Q: I noticed that the Settings menu and few other panes kept their old design, which personally I find a little cluttered. Are there any plans to redesign them as well?

Mónika: We always have many more ideas than we have the resources to implement :). I personally would love to embed the settings fully in the application menu, but having seen that Options is a pop-up window even in Microsoft Word, I do wonder when we’ll finally get around to doing that.

Q: In my opinion, a good user experience must include some element of customizability. Unlike Microsoft Office’s ribbon, memoQ’s ribbon currently doesn’t offer any customizability options, and I think that for the very least the Quick Access toolbar should be customizable. Are there any plans to make the Quick Access toolbar user customizable?

Mónika: Definitely! In fact, we wanted to make the Quick Access toolbar customizable from the very start, but some technicalities I won’t go into prevented us doing this in time for the release. Stay tuned.

Q: Thank you for taking the time to answer these questions Mónika, it is much appreciated. Do you have anything you want to add?

Mónika: There is much more to memoQ 2014 R2 than the ribbon – we’ve revamped the TM editor, introduced a major usability improvement into segmentation rules, and translators can now even share TMs and TBs via Language Terminal with up to three people, which can be very useful for small, informal teams of translators.
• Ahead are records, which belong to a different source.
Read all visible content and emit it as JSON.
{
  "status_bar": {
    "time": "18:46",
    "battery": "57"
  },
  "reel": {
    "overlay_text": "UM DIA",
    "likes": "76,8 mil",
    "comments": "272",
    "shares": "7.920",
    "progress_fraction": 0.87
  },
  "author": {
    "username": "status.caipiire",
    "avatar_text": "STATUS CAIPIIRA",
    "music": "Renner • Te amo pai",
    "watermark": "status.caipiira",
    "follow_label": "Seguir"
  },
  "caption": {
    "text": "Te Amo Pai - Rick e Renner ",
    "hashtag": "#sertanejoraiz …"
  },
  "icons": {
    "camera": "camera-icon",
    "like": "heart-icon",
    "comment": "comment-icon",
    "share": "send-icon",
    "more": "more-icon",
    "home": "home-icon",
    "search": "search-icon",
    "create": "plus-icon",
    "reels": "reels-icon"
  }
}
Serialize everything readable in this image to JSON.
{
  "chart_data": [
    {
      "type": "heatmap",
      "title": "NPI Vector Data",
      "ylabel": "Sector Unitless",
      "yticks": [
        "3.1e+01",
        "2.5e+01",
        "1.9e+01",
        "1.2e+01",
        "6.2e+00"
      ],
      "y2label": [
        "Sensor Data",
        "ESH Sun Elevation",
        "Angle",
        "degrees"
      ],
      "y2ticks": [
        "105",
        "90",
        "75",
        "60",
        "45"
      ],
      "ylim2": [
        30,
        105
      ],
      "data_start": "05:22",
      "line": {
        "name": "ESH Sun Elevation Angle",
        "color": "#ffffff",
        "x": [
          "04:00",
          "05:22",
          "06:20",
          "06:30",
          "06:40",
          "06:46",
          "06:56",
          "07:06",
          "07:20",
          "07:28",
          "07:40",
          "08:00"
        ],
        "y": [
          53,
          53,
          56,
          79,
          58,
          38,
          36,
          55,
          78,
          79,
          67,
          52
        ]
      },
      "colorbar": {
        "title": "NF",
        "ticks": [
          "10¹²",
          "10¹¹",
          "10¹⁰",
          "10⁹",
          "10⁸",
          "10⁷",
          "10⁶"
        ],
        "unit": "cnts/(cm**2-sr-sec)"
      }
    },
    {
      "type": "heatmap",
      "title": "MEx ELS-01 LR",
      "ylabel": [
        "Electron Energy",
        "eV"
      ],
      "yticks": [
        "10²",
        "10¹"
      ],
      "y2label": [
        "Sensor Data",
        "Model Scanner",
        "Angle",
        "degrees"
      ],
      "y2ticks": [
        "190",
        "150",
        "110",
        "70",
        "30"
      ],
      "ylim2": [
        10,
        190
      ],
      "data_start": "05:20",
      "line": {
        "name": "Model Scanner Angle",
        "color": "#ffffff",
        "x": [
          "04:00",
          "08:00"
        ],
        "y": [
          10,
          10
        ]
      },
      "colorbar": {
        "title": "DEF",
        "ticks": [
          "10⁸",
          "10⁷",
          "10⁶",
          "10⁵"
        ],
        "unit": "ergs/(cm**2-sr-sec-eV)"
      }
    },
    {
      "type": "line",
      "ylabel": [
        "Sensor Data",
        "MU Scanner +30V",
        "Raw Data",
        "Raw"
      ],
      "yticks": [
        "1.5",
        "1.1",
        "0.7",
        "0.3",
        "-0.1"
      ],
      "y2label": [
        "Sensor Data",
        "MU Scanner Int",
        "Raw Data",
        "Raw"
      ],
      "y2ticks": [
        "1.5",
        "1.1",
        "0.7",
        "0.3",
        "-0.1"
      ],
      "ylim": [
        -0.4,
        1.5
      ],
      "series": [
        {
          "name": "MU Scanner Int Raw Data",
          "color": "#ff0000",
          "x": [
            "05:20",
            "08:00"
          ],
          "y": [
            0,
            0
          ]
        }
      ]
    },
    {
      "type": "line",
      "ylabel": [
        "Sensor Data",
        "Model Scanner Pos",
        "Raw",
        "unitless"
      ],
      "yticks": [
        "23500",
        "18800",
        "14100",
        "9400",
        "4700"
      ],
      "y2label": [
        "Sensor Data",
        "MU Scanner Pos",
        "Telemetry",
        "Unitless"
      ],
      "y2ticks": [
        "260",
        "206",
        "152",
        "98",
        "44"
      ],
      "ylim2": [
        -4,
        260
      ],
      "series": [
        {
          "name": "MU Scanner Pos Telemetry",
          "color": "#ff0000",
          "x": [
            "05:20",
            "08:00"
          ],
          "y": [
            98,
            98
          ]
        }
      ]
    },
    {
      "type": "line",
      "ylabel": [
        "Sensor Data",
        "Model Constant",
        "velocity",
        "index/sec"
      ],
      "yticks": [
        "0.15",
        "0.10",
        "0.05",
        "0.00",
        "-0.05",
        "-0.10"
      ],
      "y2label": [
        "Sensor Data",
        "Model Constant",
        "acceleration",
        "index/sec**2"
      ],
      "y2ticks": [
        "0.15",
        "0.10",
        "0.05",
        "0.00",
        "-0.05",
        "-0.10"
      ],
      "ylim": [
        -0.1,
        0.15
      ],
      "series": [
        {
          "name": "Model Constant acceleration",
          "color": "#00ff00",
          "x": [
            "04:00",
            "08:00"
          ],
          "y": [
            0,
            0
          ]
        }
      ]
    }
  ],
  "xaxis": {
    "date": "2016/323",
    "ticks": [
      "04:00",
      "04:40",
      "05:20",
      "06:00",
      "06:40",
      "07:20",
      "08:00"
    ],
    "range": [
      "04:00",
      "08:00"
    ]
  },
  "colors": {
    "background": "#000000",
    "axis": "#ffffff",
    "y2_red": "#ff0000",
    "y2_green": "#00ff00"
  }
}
Go ahead, download, try and enjoy!

Summary

I witnessed a few transitions to the ribbon user experience and a reaction pattern has emerged: The announcement is followed by immediate skepticism, but as more users actually start using the ribbon user experience, the reaction gets increasingly positive.
Kilgray did a good job in implementing the ribbon and utilizing its inherit benefits, and therefore I’m convinced memoQ 2014 R2 will follow the same pattern. By now, I think the ribbon user experience has proven itself enough to generally become a non-issue, and even a preferred feature when implemented correctly.

It is reassuring to learn that the Quick Access toolbar will become customizable in the future, and while ideally I would prefer to be able to add an entirely new user customized tab to the ribbon, the Quick Access toolbar is a good start.

In memoQ 2014 R2 the ribbon might get most attention, but some important functionality foundations were laid for the future, and the usual further optimization to current features is present as well.
As always, this is a generally safe upgrade for those who like to be early adopters, but for those who prefer a more conservative approach it is advised to wait a few months before upgrading.

Footnote
* A little terminology anecdote: The term ribbon was traditionally used to refer to what is now being commonly known as the conventional toolbar-centric interface, whereas what we refer to as ribbon is actually called by Microsoft the Fluent User Interface (FUI), which I find to be a much more appropriate description of it. Back to the article

SDL Studio 2014 SP2 Review; or Farewell Java, it has been a roller coaster ride

Studio 2014 SP2 was officially released on November 18, 2014. The official version includes some additional bug fixes compared to the Beta version I reviewed, but not new features were added or removed.

During the typical life-cycle of any major Studio version there are two types of updates:

  1. Cumulative update: A scheduled release of hotfixes to address customer impacting bugs, as well as critical performance and/or security issues.
  2. Service Pack (SP): A collection of updates and fixes that improves the overall stability of the software, and usually introduces some new features, or enhance the functionality of existing features.

SDL was kind enough to give me access to the Beta version of the upcoming SDL Studio (and MultiTerm) 2014 Service Pack 2 (SP2), scheduled for release as a free upgrade for all current Studio 2014 users at the end of November 2014.
I have been testing the Beta version for about two weeks now, and decided to briefly go over the primary changes and give my general impression so far for the benefit of those who might be interested to know what is coming.

Continue reading →